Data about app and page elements
__________________________________________________
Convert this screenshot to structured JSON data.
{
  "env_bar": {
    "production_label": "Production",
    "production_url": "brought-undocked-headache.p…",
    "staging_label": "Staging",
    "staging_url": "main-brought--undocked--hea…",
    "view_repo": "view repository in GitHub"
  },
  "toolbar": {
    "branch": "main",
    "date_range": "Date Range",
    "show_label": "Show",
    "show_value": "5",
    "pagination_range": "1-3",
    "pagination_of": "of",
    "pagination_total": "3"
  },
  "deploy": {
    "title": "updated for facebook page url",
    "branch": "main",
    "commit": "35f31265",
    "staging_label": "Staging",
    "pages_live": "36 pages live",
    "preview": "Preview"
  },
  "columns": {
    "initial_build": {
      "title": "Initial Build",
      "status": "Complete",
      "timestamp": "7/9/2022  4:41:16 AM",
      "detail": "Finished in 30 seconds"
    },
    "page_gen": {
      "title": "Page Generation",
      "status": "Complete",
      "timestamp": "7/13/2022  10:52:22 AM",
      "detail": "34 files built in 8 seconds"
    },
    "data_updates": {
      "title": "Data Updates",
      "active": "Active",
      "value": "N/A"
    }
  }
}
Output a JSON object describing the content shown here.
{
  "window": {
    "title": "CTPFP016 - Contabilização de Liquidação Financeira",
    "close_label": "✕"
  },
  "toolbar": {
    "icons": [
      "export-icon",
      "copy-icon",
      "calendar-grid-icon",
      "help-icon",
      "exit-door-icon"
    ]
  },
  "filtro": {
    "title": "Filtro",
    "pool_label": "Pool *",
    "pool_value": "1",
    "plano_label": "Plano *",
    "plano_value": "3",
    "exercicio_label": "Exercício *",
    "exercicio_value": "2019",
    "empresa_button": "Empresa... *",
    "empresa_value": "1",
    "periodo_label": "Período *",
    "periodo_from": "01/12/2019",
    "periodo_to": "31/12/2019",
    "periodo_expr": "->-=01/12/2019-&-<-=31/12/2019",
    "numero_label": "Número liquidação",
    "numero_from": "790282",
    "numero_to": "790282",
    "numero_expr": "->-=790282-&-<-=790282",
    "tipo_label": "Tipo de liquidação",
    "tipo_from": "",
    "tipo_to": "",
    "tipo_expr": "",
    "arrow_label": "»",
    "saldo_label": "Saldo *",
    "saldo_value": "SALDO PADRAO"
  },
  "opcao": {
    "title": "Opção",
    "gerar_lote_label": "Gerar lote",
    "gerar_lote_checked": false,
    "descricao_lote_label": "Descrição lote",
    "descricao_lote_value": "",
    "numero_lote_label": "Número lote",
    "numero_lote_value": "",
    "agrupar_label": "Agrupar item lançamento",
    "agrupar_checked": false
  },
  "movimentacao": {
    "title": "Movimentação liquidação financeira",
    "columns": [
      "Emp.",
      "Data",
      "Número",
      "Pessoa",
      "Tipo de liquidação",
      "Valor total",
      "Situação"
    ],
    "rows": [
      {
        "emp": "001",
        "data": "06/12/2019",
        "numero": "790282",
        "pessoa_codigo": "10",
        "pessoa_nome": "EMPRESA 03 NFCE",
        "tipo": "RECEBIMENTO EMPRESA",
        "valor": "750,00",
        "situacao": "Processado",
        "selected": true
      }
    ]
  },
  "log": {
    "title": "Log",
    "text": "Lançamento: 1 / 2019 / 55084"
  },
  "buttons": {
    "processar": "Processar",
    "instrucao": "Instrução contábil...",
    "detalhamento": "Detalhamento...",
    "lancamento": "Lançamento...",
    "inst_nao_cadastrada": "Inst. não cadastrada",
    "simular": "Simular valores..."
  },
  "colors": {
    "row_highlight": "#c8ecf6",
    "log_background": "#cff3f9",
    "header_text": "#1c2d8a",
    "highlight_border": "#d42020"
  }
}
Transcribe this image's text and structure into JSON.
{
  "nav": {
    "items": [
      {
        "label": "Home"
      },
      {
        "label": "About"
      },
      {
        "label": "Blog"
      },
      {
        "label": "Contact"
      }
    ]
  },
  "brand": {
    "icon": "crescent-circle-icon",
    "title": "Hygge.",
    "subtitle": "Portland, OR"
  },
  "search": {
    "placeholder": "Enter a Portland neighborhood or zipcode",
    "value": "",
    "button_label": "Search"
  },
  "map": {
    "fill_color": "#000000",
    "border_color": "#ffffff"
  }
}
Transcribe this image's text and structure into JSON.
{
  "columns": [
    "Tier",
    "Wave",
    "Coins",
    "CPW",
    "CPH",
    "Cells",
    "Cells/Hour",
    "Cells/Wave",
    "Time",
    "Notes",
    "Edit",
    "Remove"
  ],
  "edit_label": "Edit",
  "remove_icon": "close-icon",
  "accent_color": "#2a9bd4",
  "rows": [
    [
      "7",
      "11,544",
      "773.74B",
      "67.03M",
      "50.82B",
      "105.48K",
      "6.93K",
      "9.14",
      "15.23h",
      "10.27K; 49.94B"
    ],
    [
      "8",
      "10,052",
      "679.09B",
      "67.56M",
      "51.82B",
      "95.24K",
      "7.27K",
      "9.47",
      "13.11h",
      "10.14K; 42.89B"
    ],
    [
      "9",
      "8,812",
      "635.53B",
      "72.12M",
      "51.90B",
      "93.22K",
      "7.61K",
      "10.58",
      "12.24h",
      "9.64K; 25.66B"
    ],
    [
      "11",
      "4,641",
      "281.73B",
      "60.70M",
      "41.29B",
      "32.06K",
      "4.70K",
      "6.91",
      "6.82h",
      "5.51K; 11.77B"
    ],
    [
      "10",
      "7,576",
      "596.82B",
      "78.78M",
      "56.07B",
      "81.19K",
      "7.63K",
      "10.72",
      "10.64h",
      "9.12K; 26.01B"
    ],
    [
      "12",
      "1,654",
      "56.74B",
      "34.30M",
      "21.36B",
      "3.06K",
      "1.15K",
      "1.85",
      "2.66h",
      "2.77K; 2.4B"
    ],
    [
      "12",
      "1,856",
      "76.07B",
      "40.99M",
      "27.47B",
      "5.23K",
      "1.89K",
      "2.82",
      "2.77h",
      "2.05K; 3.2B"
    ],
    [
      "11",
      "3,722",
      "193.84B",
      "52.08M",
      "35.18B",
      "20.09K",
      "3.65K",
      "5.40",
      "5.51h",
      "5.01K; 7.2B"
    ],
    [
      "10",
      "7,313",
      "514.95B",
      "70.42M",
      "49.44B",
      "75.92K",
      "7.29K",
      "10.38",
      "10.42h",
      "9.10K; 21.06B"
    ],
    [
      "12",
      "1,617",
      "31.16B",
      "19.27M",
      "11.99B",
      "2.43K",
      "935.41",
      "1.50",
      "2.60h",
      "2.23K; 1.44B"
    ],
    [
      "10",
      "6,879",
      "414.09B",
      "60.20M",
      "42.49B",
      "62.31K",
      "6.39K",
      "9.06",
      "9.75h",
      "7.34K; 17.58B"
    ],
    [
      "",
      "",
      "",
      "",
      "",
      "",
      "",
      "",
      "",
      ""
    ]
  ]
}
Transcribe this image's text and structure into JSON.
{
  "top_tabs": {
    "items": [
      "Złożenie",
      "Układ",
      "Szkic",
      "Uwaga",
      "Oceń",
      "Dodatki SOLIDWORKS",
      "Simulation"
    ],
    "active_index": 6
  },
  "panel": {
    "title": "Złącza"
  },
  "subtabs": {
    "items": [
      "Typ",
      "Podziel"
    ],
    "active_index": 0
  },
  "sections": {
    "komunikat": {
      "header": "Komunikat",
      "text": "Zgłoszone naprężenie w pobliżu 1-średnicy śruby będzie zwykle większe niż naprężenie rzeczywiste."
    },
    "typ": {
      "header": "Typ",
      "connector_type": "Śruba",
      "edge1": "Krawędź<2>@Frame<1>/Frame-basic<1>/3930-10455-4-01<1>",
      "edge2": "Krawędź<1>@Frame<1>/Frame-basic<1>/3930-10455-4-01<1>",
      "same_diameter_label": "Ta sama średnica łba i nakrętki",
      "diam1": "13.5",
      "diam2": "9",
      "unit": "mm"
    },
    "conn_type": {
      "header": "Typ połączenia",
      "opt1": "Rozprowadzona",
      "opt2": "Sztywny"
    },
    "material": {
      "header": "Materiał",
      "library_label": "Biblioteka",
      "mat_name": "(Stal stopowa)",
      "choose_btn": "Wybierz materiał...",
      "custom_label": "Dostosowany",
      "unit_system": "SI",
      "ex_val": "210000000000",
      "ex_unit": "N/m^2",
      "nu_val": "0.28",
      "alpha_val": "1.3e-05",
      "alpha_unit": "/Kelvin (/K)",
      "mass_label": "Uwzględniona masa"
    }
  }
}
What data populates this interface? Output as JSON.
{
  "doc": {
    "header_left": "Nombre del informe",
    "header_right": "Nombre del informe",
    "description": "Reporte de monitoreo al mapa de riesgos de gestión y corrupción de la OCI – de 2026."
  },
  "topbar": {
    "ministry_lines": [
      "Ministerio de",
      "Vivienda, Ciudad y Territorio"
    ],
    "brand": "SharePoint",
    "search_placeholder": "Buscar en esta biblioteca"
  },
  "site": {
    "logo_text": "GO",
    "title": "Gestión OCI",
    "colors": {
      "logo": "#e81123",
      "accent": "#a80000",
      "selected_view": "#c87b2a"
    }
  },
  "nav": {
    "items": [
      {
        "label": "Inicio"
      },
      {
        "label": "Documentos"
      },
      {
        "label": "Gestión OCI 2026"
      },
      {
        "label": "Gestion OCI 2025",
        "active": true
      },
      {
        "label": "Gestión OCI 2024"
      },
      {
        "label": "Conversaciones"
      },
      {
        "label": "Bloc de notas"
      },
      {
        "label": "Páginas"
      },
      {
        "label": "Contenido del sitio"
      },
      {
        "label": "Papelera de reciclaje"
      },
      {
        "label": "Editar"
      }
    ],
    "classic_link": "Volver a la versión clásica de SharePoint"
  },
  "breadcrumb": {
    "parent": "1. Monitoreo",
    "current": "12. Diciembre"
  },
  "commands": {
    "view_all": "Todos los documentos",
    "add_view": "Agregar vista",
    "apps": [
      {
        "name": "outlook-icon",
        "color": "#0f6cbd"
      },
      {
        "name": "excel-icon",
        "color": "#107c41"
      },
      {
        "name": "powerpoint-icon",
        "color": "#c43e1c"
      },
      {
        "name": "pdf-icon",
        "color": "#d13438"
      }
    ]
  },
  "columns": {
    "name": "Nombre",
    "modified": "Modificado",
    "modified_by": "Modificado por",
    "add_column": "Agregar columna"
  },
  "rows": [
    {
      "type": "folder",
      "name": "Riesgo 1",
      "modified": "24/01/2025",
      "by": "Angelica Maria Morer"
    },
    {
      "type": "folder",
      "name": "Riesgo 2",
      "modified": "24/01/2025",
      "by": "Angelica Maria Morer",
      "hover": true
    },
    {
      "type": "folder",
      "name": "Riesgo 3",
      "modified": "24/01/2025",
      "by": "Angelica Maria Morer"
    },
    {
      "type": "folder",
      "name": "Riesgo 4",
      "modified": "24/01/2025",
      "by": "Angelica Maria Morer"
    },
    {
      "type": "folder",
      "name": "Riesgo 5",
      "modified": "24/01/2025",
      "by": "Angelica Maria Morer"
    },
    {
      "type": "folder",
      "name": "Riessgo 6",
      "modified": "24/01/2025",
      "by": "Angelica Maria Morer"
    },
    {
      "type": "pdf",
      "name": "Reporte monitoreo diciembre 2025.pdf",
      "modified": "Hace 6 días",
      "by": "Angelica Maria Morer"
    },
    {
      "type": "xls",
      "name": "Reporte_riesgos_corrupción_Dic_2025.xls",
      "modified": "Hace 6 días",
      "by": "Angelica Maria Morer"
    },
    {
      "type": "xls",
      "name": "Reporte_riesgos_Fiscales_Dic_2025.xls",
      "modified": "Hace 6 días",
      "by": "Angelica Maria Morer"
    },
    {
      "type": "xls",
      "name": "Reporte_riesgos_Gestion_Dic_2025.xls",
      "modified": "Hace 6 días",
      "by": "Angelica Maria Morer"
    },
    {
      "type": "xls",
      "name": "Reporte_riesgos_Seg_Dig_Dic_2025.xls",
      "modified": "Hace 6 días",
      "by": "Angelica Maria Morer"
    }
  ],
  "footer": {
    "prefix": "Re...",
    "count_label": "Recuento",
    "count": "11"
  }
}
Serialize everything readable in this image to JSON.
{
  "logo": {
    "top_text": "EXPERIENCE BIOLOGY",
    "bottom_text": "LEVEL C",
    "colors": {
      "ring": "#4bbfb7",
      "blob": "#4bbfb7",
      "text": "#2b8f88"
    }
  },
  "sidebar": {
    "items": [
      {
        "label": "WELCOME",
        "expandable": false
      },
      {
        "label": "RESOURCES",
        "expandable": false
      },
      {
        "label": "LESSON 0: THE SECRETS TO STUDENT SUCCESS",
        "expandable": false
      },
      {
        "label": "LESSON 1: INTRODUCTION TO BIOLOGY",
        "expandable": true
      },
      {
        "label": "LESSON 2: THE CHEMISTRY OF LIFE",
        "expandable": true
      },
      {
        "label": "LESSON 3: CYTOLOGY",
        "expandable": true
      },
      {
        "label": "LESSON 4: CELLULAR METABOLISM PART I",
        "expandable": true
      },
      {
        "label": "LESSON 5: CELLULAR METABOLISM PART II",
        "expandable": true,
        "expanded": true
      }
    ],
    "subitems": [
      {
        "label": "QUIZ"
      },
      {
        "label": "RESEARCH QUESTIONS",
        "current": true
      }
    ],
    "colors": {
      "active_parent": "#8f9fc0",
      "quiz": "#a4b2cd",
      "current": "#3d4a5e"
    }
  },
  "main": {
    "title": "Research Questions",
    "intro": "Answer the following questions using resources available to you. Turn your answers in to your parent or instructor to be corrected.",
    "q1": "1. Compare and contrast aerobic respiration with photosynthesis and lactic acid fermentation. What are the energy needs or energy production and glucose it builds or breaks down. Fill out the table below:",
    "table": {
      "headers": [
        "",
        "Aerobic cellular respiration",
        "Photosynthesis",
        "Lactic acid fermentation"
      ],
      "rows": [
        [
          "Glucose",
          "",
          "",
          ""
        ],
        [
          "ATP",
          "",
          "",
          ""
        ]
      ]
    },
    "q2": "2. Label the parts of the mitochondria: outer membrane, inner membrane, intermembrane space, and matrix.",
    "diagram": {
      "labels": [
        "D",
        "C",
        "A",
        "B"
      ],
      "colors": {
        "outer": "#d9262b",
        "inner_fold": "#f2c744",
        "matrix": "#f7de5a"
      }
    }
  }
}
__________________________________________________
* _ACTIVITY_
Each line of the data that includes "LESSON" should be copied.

* _WRITTEN SOLUTION_
        "label": "LESSON 0: THE SECRETS TO STUDENT SUCCESS",
        "label": "LESSON 1: INTRODUCTION TO BIOLOGY",
        "label": "LESSON 2: THE CHEMISTRY OF LIFE",
        "label": "LESSON 3: CYTOLOGY",
        "label": "LESSON 4: CELLULAR METABOLISM PART I",
        "label": "LESSON 5: CELLULAR METABOLISM PART II",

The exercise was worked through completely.